Brittany Nelson: The Year I Make Contact at Morgan Lehman

Collector Daily / Jan 26, 2016 / by Loring Knoblauch / Go to Original

Brittany Nelson: The Year I Make Contact at Morgan Lehman

JTF (just the facts): A total of 25 black and white photographs, both framed in white and unmatted and mounted unframed, and hung against white walls in the main gallery space. 4 of the works are chromogenic prints face mounted to plexi, and made in 2015 and 2016. These prints are sized 40×40 (in editions of 5) or 72 x72 (in editions of 3). The remaining 21 works are unique tintype photographs on powder coated formed aluminum, and made in 2016. 17 of these prints are sized 5×4 and then variously deep from 1 to 2 1/2 inches; the other 4 prints are sized 24×20, and are either 4 1/2 or 5 1/2 inches deep. (Installation shots below.)

Comments/Context: Experimentation with antique and alternative photographic processes has always been a rich part of the history of photography, but in the past decade or so, with the rise of the machined perfection of the digital age, a contrarian interest in reviving these hand-crafted approaches has blossomed. Rather than simply emulating the images originally made with these processes, the best of contemporary works in this genre have extended these arcane and forgotten chemistries in unexpected new directions, creating anachronistic combinations of subject matter, styling, and technical details.

Most of the works on display in Brittany Nelson’s new show are tintypes, but not the low cost, easily shared portrait vehicle of the 19th century we might be expecting. Nelson’s works are filled with hovering two and three dimensional white rectangles, sleek computer generated forms drawn from Photoshop screen captures. The clean lines of these geometries float and twist in the dissolving shadowy darkness, further interrupted by the chance washes and the tonal degradations (toward sepia and dark brown) of the process. Many of the works are intimate single blocks that drift in and out of the glowing light, while other larger works capture multiple rendered shapes in various sizes that tumble and fly through the void. And if the conceptual contrast of old process/new content wasn’t enough, Nelson has mounted these tintypes on triangular bases that sculpturally jut outward from the wall, skewing the primary viewing angle. Seen as a series of works hung together, the muted, ghostly images shift and turn in sequence, like they are emerging from fog, their object quality and physical presence becoming important parts of how we address them.

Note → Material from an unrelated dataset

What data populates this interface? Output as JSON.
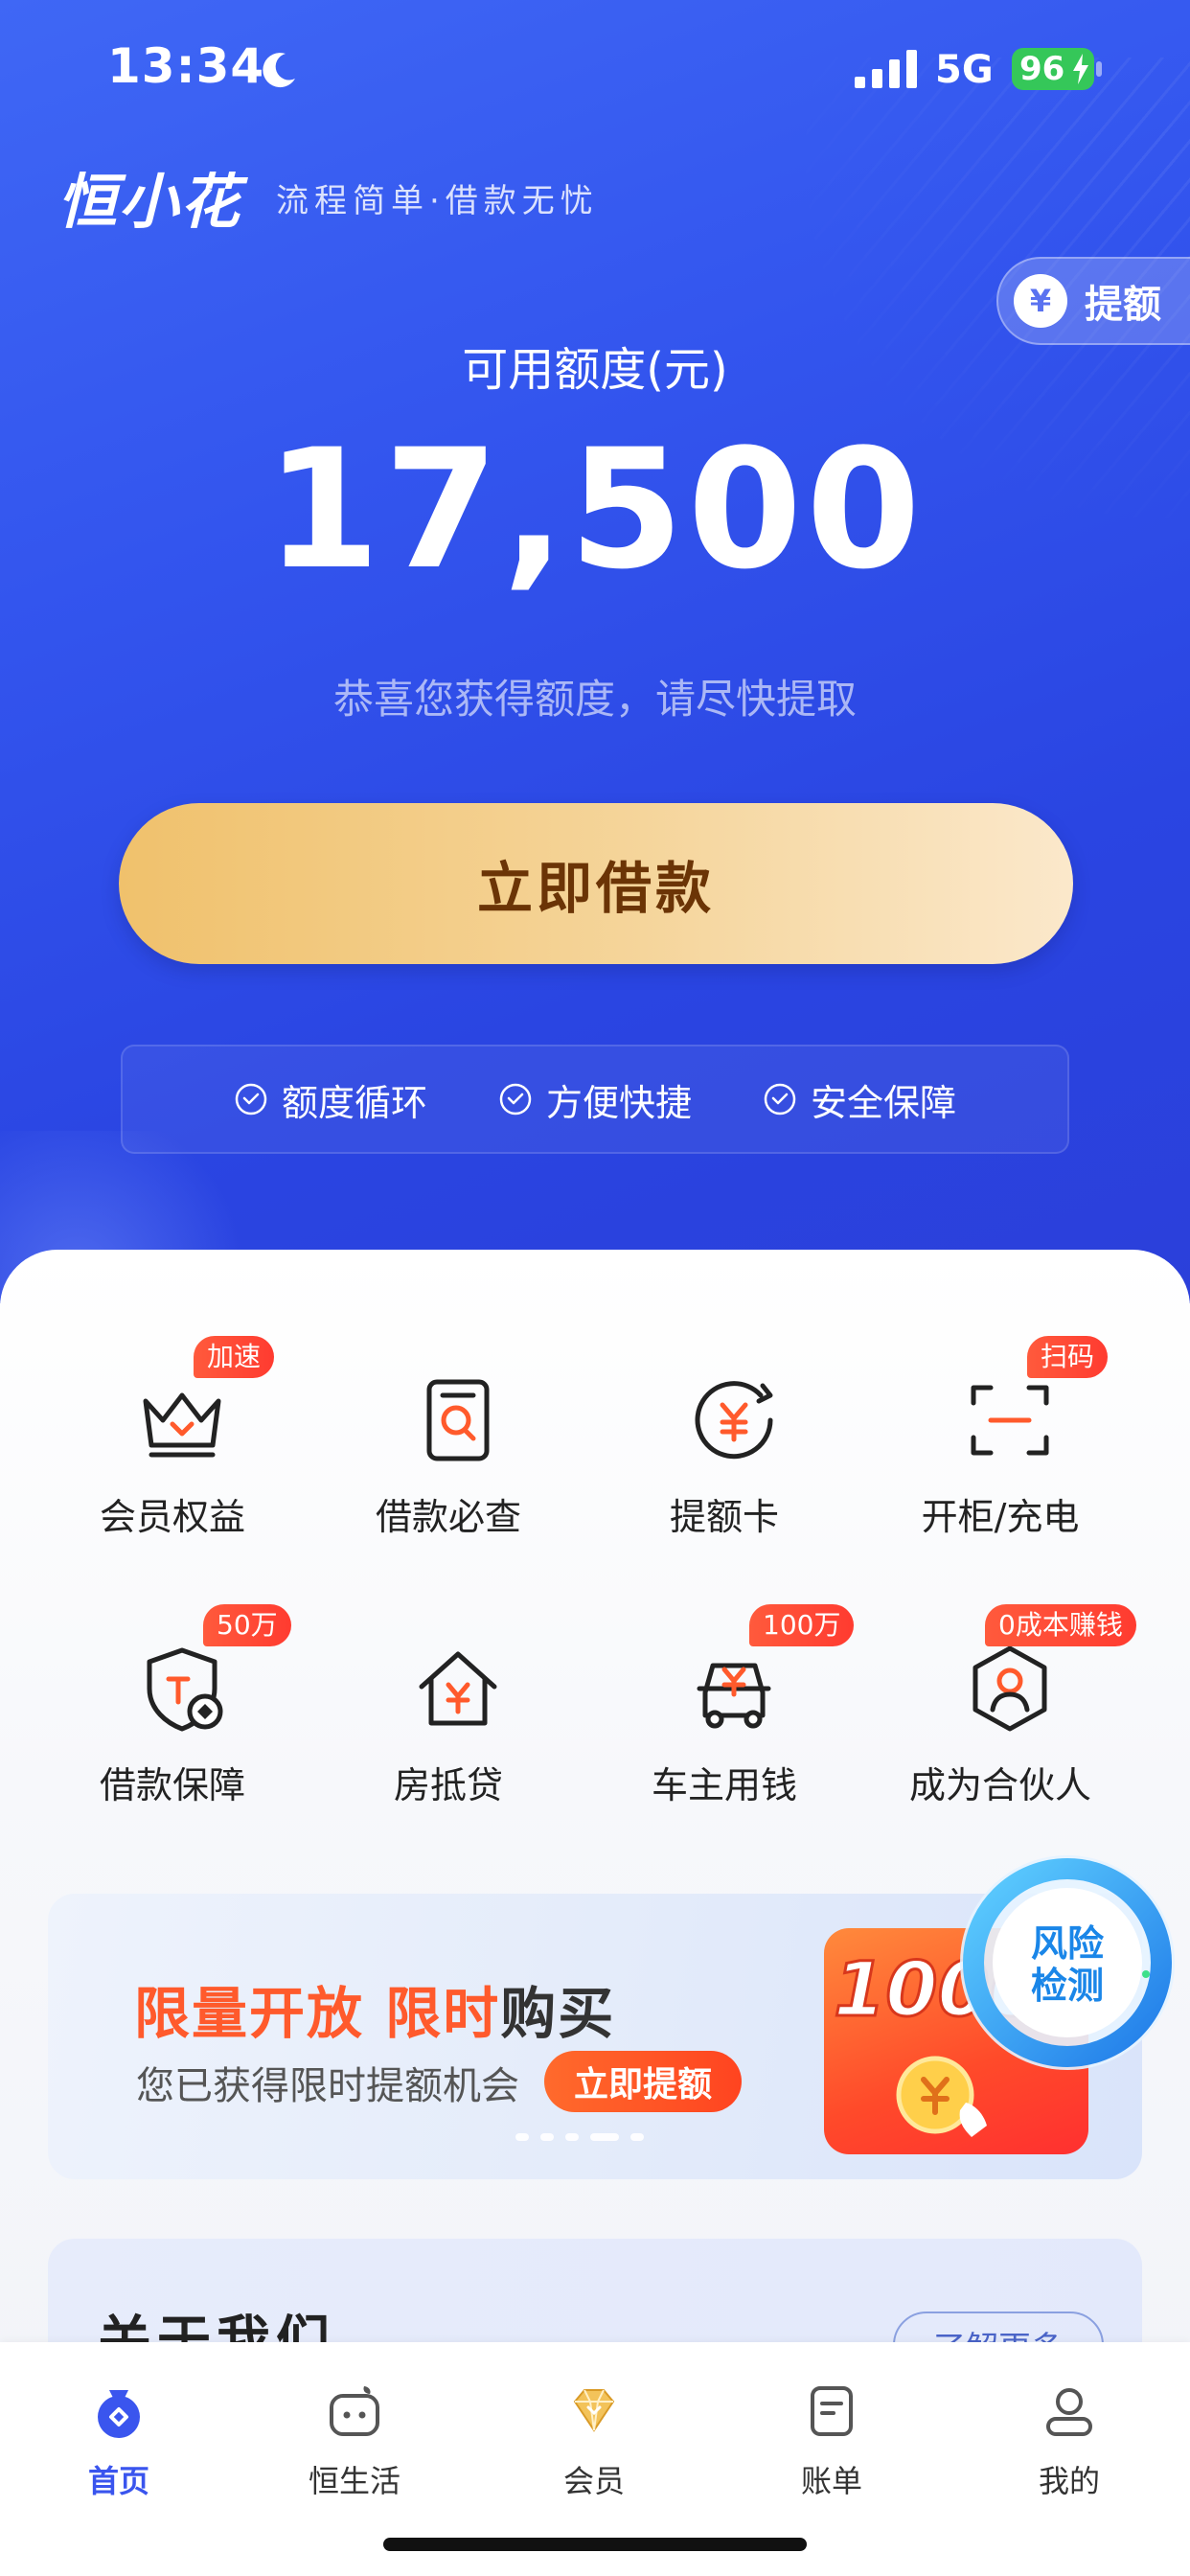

Other works in the show unpack the mordançage process, turning enlargements of loosened emulsions distorted by various steps of chemical rising, bleaching, washing, and redevelopment into enveloping, wall-dominating abstractions. The all-over blackness in each of these nuanced images becomes a study in force and texture. In one work, melting lines look like fissures and crackles, the bubbled spots a distant visual echo of the cratered surface of the moon. In another, the chemicals finger out like frost on a window pane, and pool in swirling masses like frozen lakes with foamed edges. And in the largest work (imposing in its monumental massiveness), we are drawn into degradations look like black ice, with waves and swirls undulating across the surface, and tiny cracks, lines, and spots like pinpricks of light decorating the darkness. These are chemical abstractions that are both crisply scientific and infused with a Minor White-style mysticism, where chemistry creates engaging beauty that extrapolates toward the universal.

Reanimating obsolete photographic processes runs the very real risk of self-important preciousness, where conscious celebration of the antique takes on a Ye Olde Photography Shoppe kind of backward looking dullness. But Nelson’s works feel freshly contemporary – her dissections of these processes extend them to riskier locales, where their strengths can be applied to new visual problems. Her deliberate mixing of old and new technologies gives these works their dissonance, and that frame-breaking tension prevents the pictures from falling into overly easy process-for-process’s-sake resolution.

Collector’s POV: The works in this show are priced as follows. The chromogenic prints are either $7500 or $15000, based on size. The tintypes are either $1800 or $10000, again based on size. Nelson’s work has little secondary market history, so gallery retail remains the best option for those collectors interested in following up.